--- Records ---
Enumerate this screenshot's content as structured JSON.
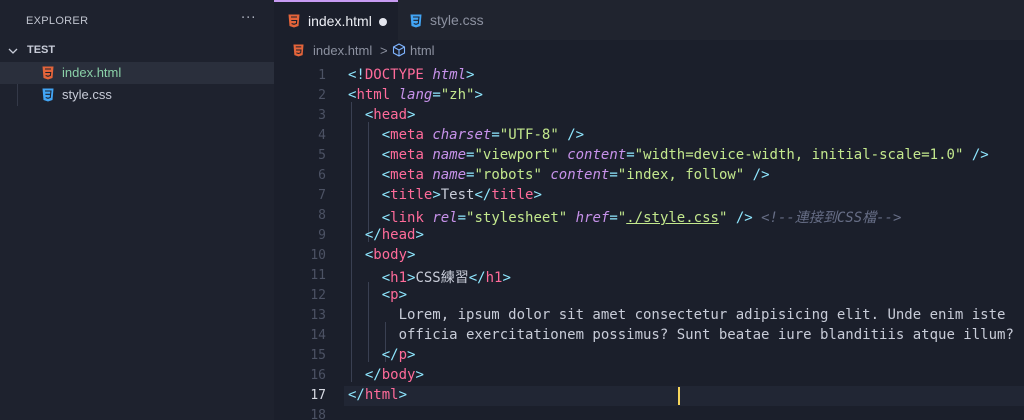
{
  "sidebar": {
    "title": "EXPLORER",
    "more_label": "···",
    "folder": "TEST",
    "files": [
      {
        "name": "index.html",
        "icon": "html5-icon",
        "active": true
      },
      {
        "name": "style.css",
        "icon": "css3-icon",
        "active": false
      }
    ]
  },
  "tabs": [
    {
      "label": "index.html",
      "icon": "html5-icon",
      "active": true,
      "modified": true
    },
    {
      "label": "style.css",
      "icon": "css3-icon",
      "active": false,
      "modified": false
    }
  ],
  "breadcrumb": {
    "file": "index.html",
    "separator": ">",
    "symbol": "html"
  },
  "editor": {
    "current_line": "17",
    "lines": [
      {
        "n": "1",
        "tokens": [
          [
            "p",
            "<!"
          ],
          [
            "t",
            "DOCTYPE"
          ],
          [
            "tx",
            " "
          ],
          [
            "a",
            "html"
          ],
          [
            "p",
            ">"
          ]
        ]
      },
      {
        "n": "2",
        "tokens": [
          [
            "p",
            "<"
          ],
          [
            "t",
            "html"
          ],
          [
            "tx",
            " "
          ],
          [
            "a",
            "lang"
          ],
          [
            "p",
            "="
          ],
          [
            "s",
            "\"zh\""
          ],
          [
            "p",
            ">"
          ]
        ]
      },
      {
        "n": "3",
        "tokens": [
          [
            "tx",
            "  "
          ],
          [
            "p",
            "<"
          ],
          [
            "t",
            "head"
          ],
          [
            "p",
            ">"
          ]
        ]
      },
      {
        "n": "4",
        "tokens": [
          [
            "tx",
            "    "
          ],
          [
            "p",
            "<"
          ],
          [
            "t",
            "meta"
          ],
          [
            "tx",
            " "
          ],
          [
            "a",
            "charset"
          ],
          [
            "p",
            "="
          ],
          [
            "s",
            "\"UTF-8\""
          ],
          [
            "tx",
            " "
          ],
          [
            "p",
            "/>"
          ]
        ]
      },
      {
        "n": "5",
        "tokens": [
          [
            "tx",
            "    "
          ],
          [
            "p",
            "<"
          ],
          [
            "t",
            "meta"
          ],
          [
            "tx",
            " "
          ],
          [
            "a",
            "name"
          ],
          [
            "p",
            "="
          ],
          [
            "s",
            "\"viewport\""
          ],
          [
            "tx",
            " "
          ],
          [
            "a",
            "content"
          ],
          [
            "p",
            "="
          ],
          [
            "s",
            "\"width=device-width, initial-scale=1.0\""
          ],
          [
            "tx",
            " "
          ],
          [
            "p",
            "/>"
          ]
        ]
      },
      {
        "n": "6",
        "tokens": [
          [
            "tx",
            "    "
          ],
          [
            "p",
            "<"
          ],
          [
            "t",
            "meta"
          ],
          [
            "tx",
            " "
          ],
          [
            "a",
            "name"
          ],
          [
            "p",
            "="
          ],
          [
            "s",
            "\"robots\""
          ],
          [
            "tx",
            " "
          ],
          [
            "a",
            "content"
          ],
          [
            "p",
            "="
          ],
          [
            "s",
            "\"index, follow\""
          ],
          [
            "tx",
            " "
          ],
          [
            "p",
            "/>"
          ]
        ]
      },
      {
        "n": "7",
        "tokens": [
          [
            "tx",
            "    "
          ],
          [
            "p",
            "<"
          ],
          [
            "t",
            "title"
          ],
          [
            "p",
            ">"
          ],
          [
            "tx",
            "Test"
          ],
          [
            "p",
            "</"
          ],
          [
            "t",
            "title"
          ],
          [
            "p",
            ">"
          ]
        ]
      },
      {
        "n": "8",
        "tokens": [
          [
            "tx",
            "    "
          ],
          [
            "p",
            "<"
          ],
          [
            "t",
            "link"
          ],
          [
            "tx",
            " "
          ],
          [
            "a",
            "rel"
          ],
          [
            "p",
            "="
          ],
          [
            "s",
            "\"stylesheet\""
          ],
          [
            "tx",
            " "
          ],
          [
            "a",
            "href"
          ],
          [
            "p",
            "="
          ],
          [
            "s",
            "\""
          ],
          [
            "s u",
            "./style.css"
          ],
          [
            "s",
            "\""
          ],
          [
            "tx",
            " "
          ],
          [
            "p",
            "/>"
          ],
          [
            "tx",
            " "
          ],
          [
            "c",
            "<!--連接到CSS檔-->"
          ]
        ]
      },
      {
        "n": "9",
        "tokens": [
          [
            "tx",
            "  "
          ],
          [
            "p",
            "</"
          ],
          [
            "t",
            "head"
          ],
          [
            "p",
            ">"
          ]
        ]
      },
      {
        "n": "10",
        "tokens": [
          [
            "tx",
            "  "
          ],
          [
            "p",
            "<"
          ],
          [
            "t",
            "body"
          ],
          [
            "p",
            ">"
          ]
        ]
      },
      {
        "n": "11",
        "tokens": [
          [
            "tx",
            "    "
          ],
          [
            "p",
            "<"
          ],
          [
            "t",
            "h1"
          ],
          [
            "p",
            ">"
          ],
          [
            "tx",
            "CSS練習"
          ],
          [
            "p",
            "</"
          ],
          [
            "t",
            "h1"
          ],
          [
            "p",
            ">"
          ]
        ]
      },
      {
        "n": "12",
        "tokens": [
          [
            "tx",
            "    "
          ],
          [
            "p",
            "<"
          ],
          [
            "t",
            "p"
          ],
          [
            "p",
            ">"
          ]
        ]
      },
      {
        "n": "13",
        "tokens": [
          [
            "tx",
            "      Lorem, ipsum dolor sit amet consectetur adipisicing elit. Unde enim iste"
          ]
        ]
      },
      {
        "n": "14",
        "tokens": [
          [
            "tx",
            "      officia exercitationem possimus? Sunt beatae iure blanditiis atque illum?"
          ]
        ]
      },
      {
        "n": "15",
        "tokens": [
          [
            "tx",
            "    "
          ],
          [
            "p",
            "</"
          ],
          [
            "t",
            "p"
          ],
          [
            "p",
            ">"
          ]
        ]
      },
      {
        "n": "16",
        "tokens": [
          [
            "tx",
            "  "
          ],
          [
            "p",
            "</"
          ],
          [
            "t",
            "body"
          ],
          [
            "p",
            ">"
          ]
        ]
      },
      {
        "n": "17",
        "tokens": [
          [
            "p",
            "</"
          ],
          [
            "t",
            "html"
          ],
          [
            "p",
            ">"
          ]
        ]
      },
      {
        "n": "18",
        "tokens": []
      }
    ]
  },
  "colors": {
    "accent": "#c79bf2",
    "html_icon": "#e4643a",
    "css_icon": "#42a5f5",
    "cursor": "#f6d55c"
  }
}
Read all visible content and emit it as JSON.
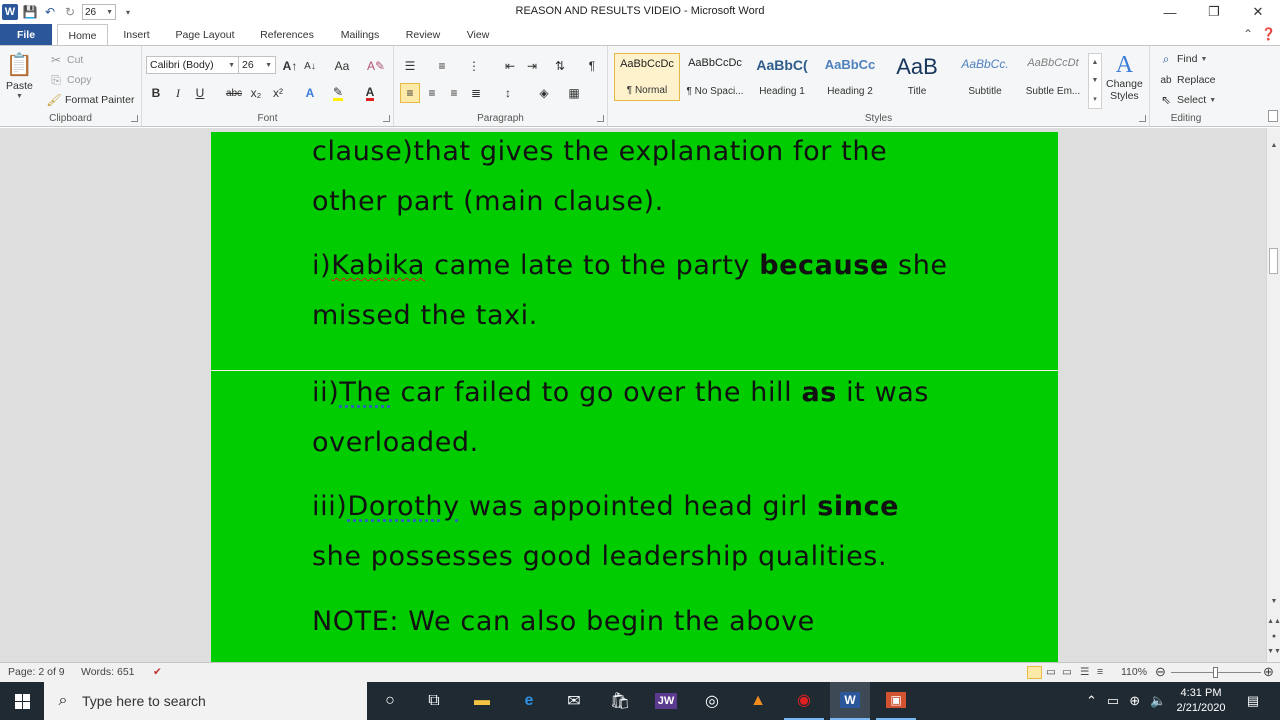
{
  "window": {
    "title": "REASON AND RESULTS VIDEIO  -  Microsoft Word",
    "qat_font_size": "26",
    "minimize": "—",
    "restore": "❐",
    "close": "✕"
  },
  "tabs": [
    "File",
    "Home",
    "Insert",
    "Page Layout",
    "References",
    "Mailings",
    "Review",
    "View"
  ],
  "ribbon": {
    "clipboard": {
      "label": "Clipboard",
      "paste": "Paste",
      "cut": "Cut",
      "copy": "Copy",
      "format_painter": "Format Painter"
    },
    "font": {
      "label": "Font",
      "font_name": "Calibri (Body)",
      "font_size": "26",
      "bold": "B",
      "italic": "I",
      "underline": "U",
      "strike": "abc",
      "subscript": "x₂",
      "superscript": "x²",
      "grow": "A↑",
      "shrink": "A↓",
      "change_case": "Aa",
      "clear": "A✎"
    },
    "paragraph": {
      "label": "Paragraph",
      "pilcrow": "¶"
    },
    "styles": {
      "label": "Styles",
      "items": [
        {
          "sample": "AaBbCcDc",
          "name": "¶ Normal"
        },
        {
          "sample": "AaBbCcDc",
          "name": "¶ No Spaci..."
        },
        {
          "sample": "AaBbC(",
          "name": "Heading 1"
        },
        {
          "sample": "AaBbCc",
          "name": "Heading 2"
        },
        {
          "sample": "AaB",
          "name": "Title"
        },
        {
          "sample": "AaBbCc.",
          "name": "Subtitle"
        },
        {
          "sample": "AaBbCcDt",
          "name": "Subtle Em..."
        }
      ],
      "change_styles": "Change",
      "change_styles_2": "Styles"
    },
    "editing": {
      "label": "Editing",
      "find": "Find",
      "replace": "Replace",
      "select": "Select"
    }
  },
  "document": {
    "line1": "clause)that gives the explanation for the",
    "line2": "other part (main clause).",
    "line3_a": "i)",
    "line3_b": "Kabika",
    "line3_c": " came late to the party ",
    "line3_bold": "because",
    "line3_d": " she",
    "line4": "missed the taxi.",
    "line5_a": "ii)",
    "line5_b": "The",
    "line5_c": " car failed to go over the hill ",
    "line5_bold": "as",
    "line5_d": " it was",
    "line6": "overloaded.",
    "line7_a": "iii)",
    "line7_b": "Dorothy",
    "line7_c": " was appointed head girl ",
    "line7_bold": "since",
    "line8": "she possesses good leadership qualities.",
    "line9": "NOTE: We can also begin the above",
    "page_color": "#00cc00"
  },
  "statusbar": {
    "page": "Page: 2 of 9",
    "words": "Words: 651",
    "zoom": "110%"
  },
  "taskbar": {
    "search_placeholder": "Type here to search",
    "time": "4:31 PM",
    "date": "2/21/2020",
    "apps": [
      "cortana-icon",
      "task-view-icon",
      "file-explorer-icon",
      "edge-icon",
      "mail-icon",
      "store-icon",
      "jw-icon",
      "media-icon",
      "vlc-icon",
      "recorder-icon",
      "word-icon",
      "powerpoint-icon"
    ],
    "jw_label": "JW"
  }
}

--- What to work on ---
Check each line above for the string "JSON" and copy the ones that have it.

--- Result ---
Enumerate this screenshot's content as structured JSON.
Read all visible content and emit it as JSON.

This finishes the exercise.